● Dataset rows describing interfaces
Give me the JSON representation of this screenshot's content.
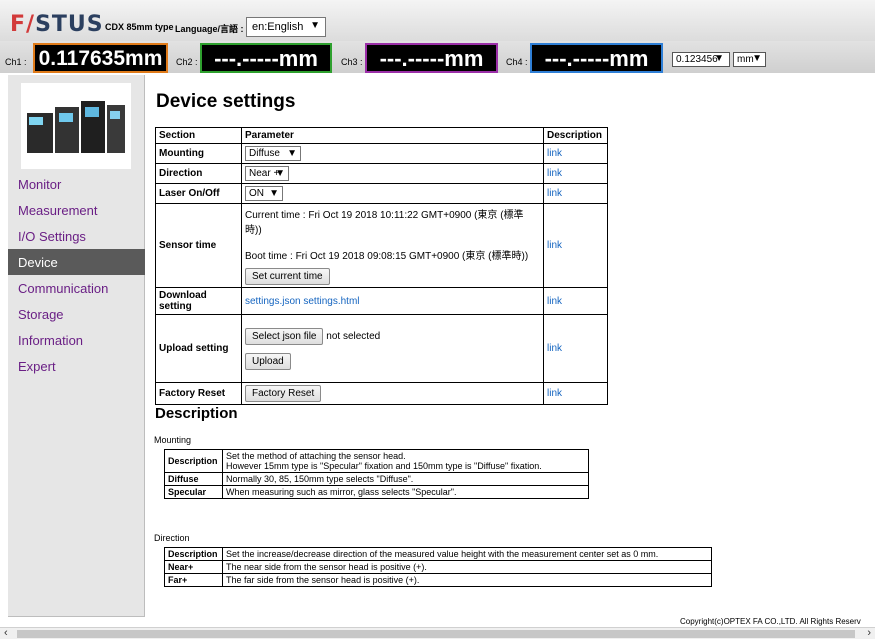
{
  "header": {
    "logo": "FASTUS",
    "model": "CDX 85mm type",
    "language_label": "Language/言語 :",
    "language_value": "en:English"
  },
  "channels": [
    {
      "label": "Ch1 :",
      "value": "0.117635mm",
      "color": "#e07b1a"
    },
    {
      "label": "Ch2 :",
      "value": "---.-----mm",
      "color": "#2ea02e"
    },
    {
      "label": "Ch3 :",
      "value": "---.-----mm",
      "color": "#9b2fa8"
    },
    {
      "label": "Ch4 :",
      "value": "---.-----mm",
      "color": "#2f7fd6"
    }
  ],
  "precision_value": "0.123456",
  "unit_value": "mm",
  "nav": [
    "Monitor",
    "Measurement",
    "I/O Settings",
    "Device",
    "Communication",
    "Storage",
    "Information",
    "Expert"
  ],
  "active_nav": "Device",
  "page_title": "Device settings",
  "settings_table": {
    "headers": [
      "Section",
      "Parameter",
      "Description"
    ],
    "link_label": "link",
    "mounting": {
      "label": "Mounting",
      "value": "Diffuse"
    },
    "direction": {
      "label": "Direction",
      "value": "Near +"
    },
    "laser": {
      "label": "Laser On/Off",
      "value": "ON"
    },
    "sensor_time": {
      "label": "Sensor time",
      "current": "Current time : Fri Oct 19 2018 10:11:22 GMT+0900 (東京 (標準時))",
      "boot": "Boot time : Fri Oct 19 2018 09:08:15 GMT+0900 (東京 (標準時))",
      "button": "Set current time"
    },
    "download": {
      "label": "Download setting",
      "json": "settings.json",
      "html": "settings.html"
    },
    "upload": {
      "label": "Upload setting",
      "file_button": "Select json file",
      "file_status": "not selected",
      "button": "Upload"
    },
    "factory": {
      "label": "Factory Reset",
      "button": "Factory Reset"
    }
  },
  "description": {
    "title": "Description",
    "mounting": {
      "title": "Mounting",
      "rows": [
        {
          "k": "Description",
          "v1": "Set the method of attaching the sensor head.",
          "v2": "However 15mm type is \"Specular\" fixation  and 150mm type is \"Diffuse\" fixation."
        },
        {
          "k": "Diffuse",
          "v1": "Normally 30, 85, 150mm type selects \"Diffuse\"."
        },
        {
          "k": "Specular",
          "v1": "When measuring such as mirror, glass selects \"Specular\"."
        }
      ]
    },
    "direction": {
      "title": "Direction",
      "rows": [
        {
          "k": "Description",
          "v1": "Set the increase/decrease direction of the measured value height with the measurement center set as 0 mm."
        },
        {
          "k": "Near+",
          "v1": "The near side from the sensor head is positive (+)."
        },
        {
          "k": "Far+",
          "v1": "The far side from the sensor head is positive (+)."
        }
      ]
    }
  },
  "footer": "Copyright(c)OPTEX FA CO.,LTD. All Rights Reserv"
}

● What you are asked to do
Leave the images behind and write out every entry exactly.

● Exercise output
Give me the JSON representation of this screenshot's content.
{
  "header": {
    "logo": "FASTUS",
    "model": "CDX 85mm type",
    "language_label": "Language/言語 :",
    "language_value": "en:English"
  },
  "channels": [
    {
      "label": "Ch1 :",
      "value": "0.117635mm",
      "color": "#e07b1a"
    },
    {
      "label": "Ch2 :",
      "value": "---.-----mm",
      "color": "#2ea02e"
    },
    {
      "label": "Ch3 :",
      "value": "---.-----mm",
      "color": "#9b2fa8"
    },
    {
      "label": "Ch4 :",
      "value": "---.-----mm",
      "color": "#2f7fd6"
    }
  ],
  "precision_value": "0.123456",
  "unit_value": "mm",
  "nav": [
    "Monitor",
    "Measurement",
    "I/O Settings",
    "Device",
    "Communication",
    "Storage",
    "Information",
    "Expert"
  ],
  "active_nav": "Device",
  "page_title": "Device settings",
  "settings_table": {
    "headers": [
      "Section",
      "Parameter",
      "Description"
    ],
    "link_label": "link",
    "mounting": {
      "label": "Mounting",
      "value": "Diffuse"
    },
    "direction": {
      "label": "Direction",
      "value": "Near +"
    },
    "laser": {
      "label": "Laser On/Off",
      "value": "ON"
    },
    "sensor_time": {
      "label": "Sensor time",
      "current": "Current time : Fri Oct 19 2018 10:11:22 GMT+0900 (東京 (標準時))",
      "boot": "Boot time : Fri Oct 19 2018 09:08:15 GMT+0900 (東京 (標準時))",
      "button": "Set current time"
    },
    "download": {
      "label": "Download setting",
      "json": "settings.json",
      "html": "settings.html"
    },
    "upload": {
      "label": "Upload setting",
      "file_button": "Select json file",
      "file_status": "not selected",
      "button": "Upload"
    },
    "factory": {
      "label": "Factory Reset",
      "button": "Factory Reset"
    }
  },
  "description": {
    "title": "Description",
    "mounting": {
      "title": "Mounting",
      "rows": [
        {
          "k": "Description",
          "v1": "Set the method of attaching the sensor head.",
          "v2": "However 15mm type is \"Specular\" fixation  and 150mm type is \"Diffuse\" fixation."
        },
        {
          "k": "Diffuse",
          "v1": "Normally 30, 85, 150mm type selects \"Diffuse\"."
        },
        {
          "k": "Specular",
          "v1": "When measuring such as mirror, glass selects \"Specular\"."
        }
      ]
    },
    "direction": {
      "title": "Direction",
      "rows": [
        {
          "k": "Description",
          "v1": "Set the increase/decrease direction of the measured value height with the measurement center set as 0 mm."
        },
        {
          "k": "Near+",
          "v1": "The near side from the sensor head is positive (+)."
        },
        {
          "k": "Far+",
          "v1": "The far side from the sensor head is positive (+)."
        }
      ]
    }
  },
  "footer": "Copyright(c)OPTEX FA CO.,LTD. All Rights Reserv"
}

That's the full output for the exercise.